# Task description
Every record below needs to be set down exactly. Pictures do not belong in the copy.

# Task material
= = = = = = =
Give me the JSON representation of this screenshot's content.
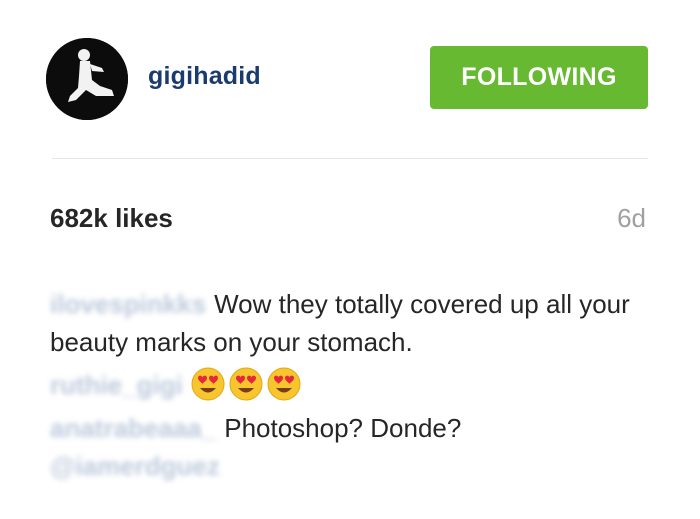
{
  "header": {
    "username": "gigihadid",
    "follow_label": "FOLLOWING"
  },
  "stats": {
    "likes": "682k likes",
    "age": "6d"
  },
  "comments": [
    {
      "author": "ilovespinkks",
      "text": "Wow they totally covered up all your beauty marks on your stomach."
    },
    {
      "author": "ruthie_gigi",
      "emoji": [
        "heart-eyes",
        "heart-eyes",
        "heart-eyes"
      ]
    },
    {
      "author": "anatrabeaaa_",
      "text": "Photoshop? Donde?",
      "mention": "@iamerdguez"
    }
  ],
  "colors": {
    "following_green": "#67b931",
    "username_navy": "#1a3b6e",
    "timestamp_gray": "#a0a0a0"
  }
}
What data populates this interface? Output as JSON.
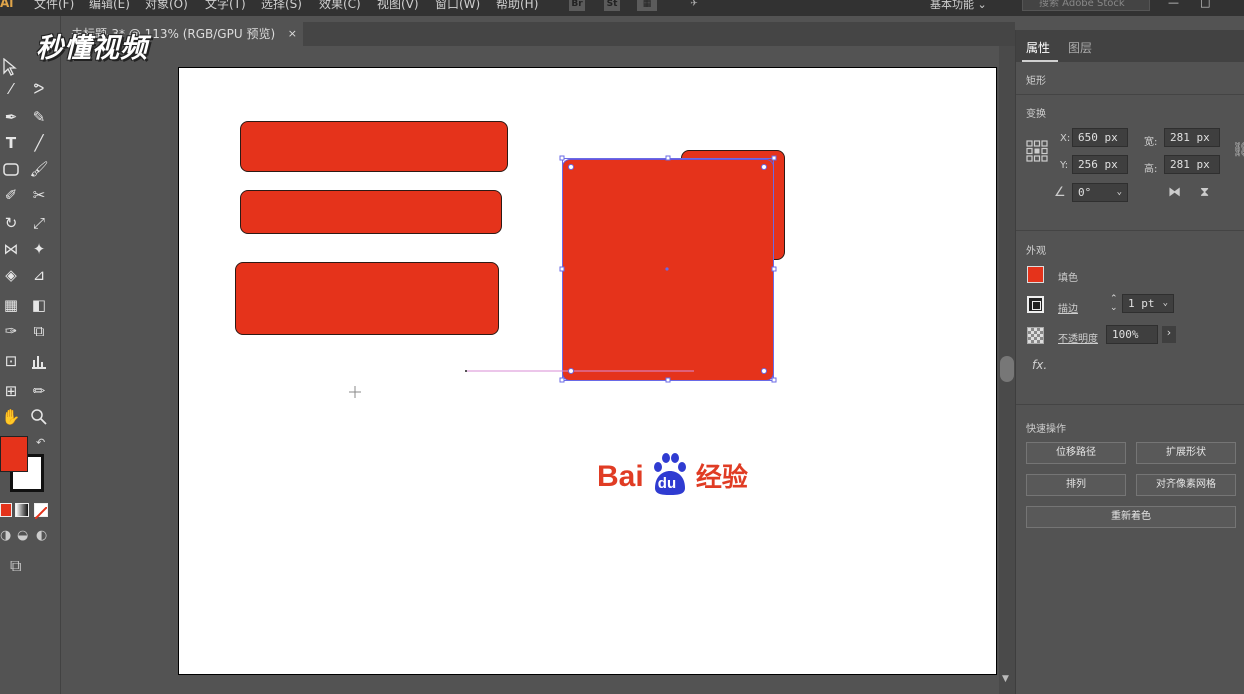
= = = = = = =
# The completed task
Give me the JSON representation of this screenshot's content.
{
  "header": {
    "username": "gigihadid",
    "follow_label": "FOLLOWING"
  },
  "stats": {
    "likes": "682k likes",
    "age": "6d"
  },
  "comments": [
    {
      "author": "ilovespinkks",
      "text": "Wow they totally covered up all your beauty marks on your stomach."
    },
    {
      "author": "ruthie_gigi",
      "emoji": [
        "heart-eyes",
        "heart-eyes",
        "heart-eyes"
      ]
    },
    {
      "author": "anatrabeaaa_",
      "text": "Photoshop? Donde?",
      "mention": "@iamerdguez"
    }
  ],
  "colors": {
    "following_green": "#67b931",
    "username_navy": "#1a3b6e",
    "timestamp_gray": "#a0a0a0"
  }
}
What data populates this interface? Output as JSON.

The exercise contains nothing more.